» Required work
For this exercise, write out the full listing that follows exactly and skip its pictures.

» Exercise materials

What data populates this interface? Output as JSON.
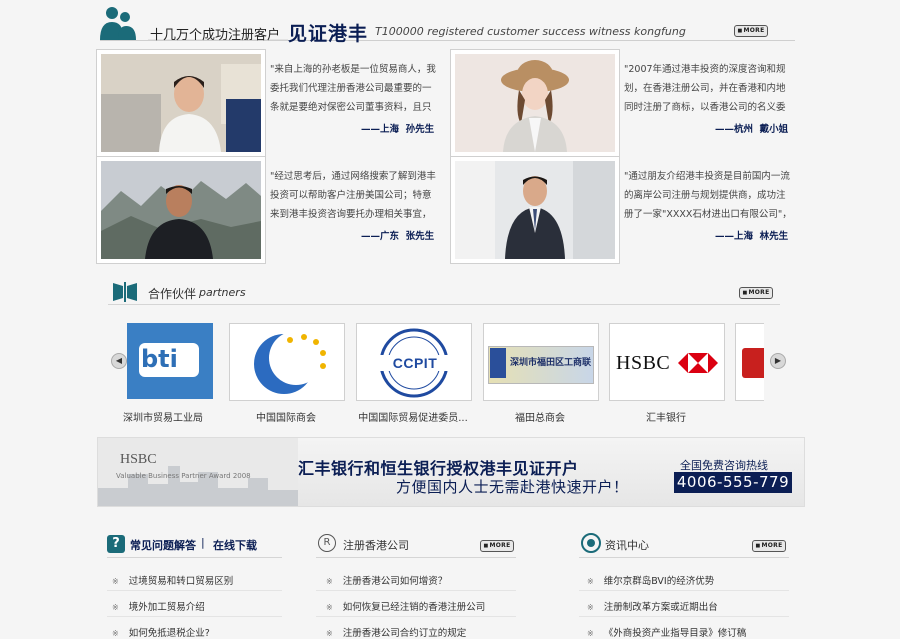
{
  "header": {
    "title_cn": "十几万个成功注册客户",
    "title_em": "见证港丰",
    "title_en": "T100000 registered customer success witness kongfung",
    "more_label": "MORE"
  },
  "testimonials": [
    {
      "text": "\"来自上海的孙老板是一位贸易商人，我委托我们代理注册香港公司最重要的一条就是要绝对保密公司董事资料，且只需要一",
      "author": "——上海  孙先生"
    },
    {
      "text": "\"2007年通过港丰投资的深度咨询和规划，在香港注册公司，并在香港和内地同时注册了商标，以香港公司的名义委托相关工",
      "author": "——杭州  戴小姐"
    },
    {
      "text": "\"经过思考后，通过网络搜索了解到港丰投资可以帮助客户注册美国公司；特意来到港丰投资咨询要托办理相关事宜，港丰投",
      "author": "——广东  张先生"
    },
    {
      "text": "\"通过朋友介绍港丰投资是目前国内一流的离岸公司注册与规划提供商，成功注册了一家\"XXXX石材进出口有限公司\"，不但",
      "author": "——上海  林先生"
    }
  ],
  "partners": {
    "title_cn": "合作伙伴",
    "title_en": "partners",
    "more_label": "MORE",
    "prev_arrow": "◀",
    "next_arrow": "▶",
    "items": [
      {
        "label": "深圳市贸易工业局",
        "logo_text": "bti"
      },
      {
        "label": "中国国际商会",
        "logo_text": ""
      },
      {
        "label": "中国国际贸易促进委员...",
        "logo_text": "CCPIT"
      },
      {
        "label": "福田总商会",
        "logo_text": "深圳市福田区工商联"
      },
      {
        "label": "汇丰银行",
        "logo_text": "HSBC"
      }
    ]
  },
  "banner": {
    "hsbc_text": "HSBC",
    "title": "汇丰银行和恒生银行授权港丰见证开户",
    "subtitle": "方便国内人士无需赴港快速开户！",
    "hotline_label": "全国免费咨询热线",
    "hotline_number": "4006-555-779",
    "award_text": "Valuable Business Partner Award 2008"
  },
  "columns": [
    {
      "title": "常见问题解答",
      "title2": "在线下载",
      "items": [
        "过境贸易和转口贸易区别",
        "境外加工贸易介绍",
        "如何免抵退税企业?"
      ]
    },
    {
      "title": "注册香港公司",
      "more_label": "MORE",
      "items": [
        "注册香港公司如何增资？",
        "如何恢复已经注销的香港注册公司",
        "注册香港公司合约订立的规定"
      ]
    },
    {
      "title": "资讯中心",
      "more_label": "MORE",
      "items": [
        "维尔京群岛BVI的经济优势",
        "注册制改革方案或近期出台",
        "《外商投资产业指导目录》修订稿"
      ]
    }
  ],
  "colors": {
    "navy": "#0b1e54",
    "teal": "#1b6b79",
    "separator": "#d5d5d5"
  }
}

» Problem solution
What data populates this interface? Output as JSON.
{
  "header": {
    "title_cn": "十几万个成功注册客户",
    "title_em": "见证港丰",
    "title_en": "T100000 registered customer success witness kongfung",
    "more_label": "MORE"
  },
  "testimonials": [
    {
      "text": "\"来自上海的孙老板是一位贸易商人，我委托我们代理注册香港公司最重要的一条就是要绝对保密公司董事资料，且只需要一",
      "author": "——上海  孙先生"
    },
    {
      "text": "\"2007年通过港丰投资的深度咨询和规划，在香港注册公司，并在香港和内地同时注册了商标，以香港公司的名义委托相关工",
      "author": "——杭州  戴小姐"
    },
    {
      "text": "\"经过思考后，通过网络搜索了解到港丰投资可以帮助客户注册美国公司；特意来到港丰投资咨询要托办理相关事宜，港丰投",
      "author": "——广东  张先生"
    },
    {
      "text": "\"通过朋友介绍港丰投资是目前国内一流的离岸公司注册与规划提供商，成功注册了一家\"XXXX石材进出口有限公司\"，不但",
      "author": "——上海  林先生"
    }
  ],
  "partners": {
    "title_cn": "合作伙伴",
    "title_en": "partners",
    "more_label": "MORE",
    "prev_arrow": "◀",
    "next_arrow": "▶",
    "items": [
      {
        "label": "深圳市贸易工业局",
        "logo_text": "bti"
      },
      {
        "label": "中国国际商会",
        "logo_text": ""
      },
      {
        "label": "中国国际贸易促进委员...",
        "logo_text": "CCPIT"
      },
      {
        "label": "福田总商会",
        "logo_text": "深圳市福田区工商联"
      },
      {
        "label": "汇丰银行",
        "logo_text": "HSBC"
      }
    ]
  },
  "banner": {
    "hsbc_text": "HSBC",
    "title": "汇丰银行和恒生银行授权港丰见证开户",
    "subtitle": "方便国内人士无需赴港快速开户！",
    "hotline_label": "全国免费咨询热线",
    "hotline_number": "4006-555-779",
    "award_text": "Valuable Business Partner Award 2008"
  },
  "columns": [
    {
      "title": "常见问题解答",
      "title2": "在线下载",
      "items": [
        "过境贸易和转口贸易区别",
        "境外加工贸易介绍",
        "如何免抵退税企业?"
      ]
    },
    {
      "title": "注册香港公司",
      "more_label": "MORE",
      "items": [
        "注册香港公司如何增资？",
        "如何恢复已经注销的香港注册公司",
        "注册香港公司合约订立的规定"
      ]
    },
    {
      "title": "资讯中心",
      "more_label": "MORE",
      "items": [
        "维尔京群岛BVI的经济优势",
        "注册制改革方案或近期出台",
        "《外商投资产业指导目录》修订稿"
      ]
    }
  ],
  "colors": {
    "navy": "#0b1e54",
    "teal": "#1b6b79",
    "separator": "#d5d5d5"
  }
}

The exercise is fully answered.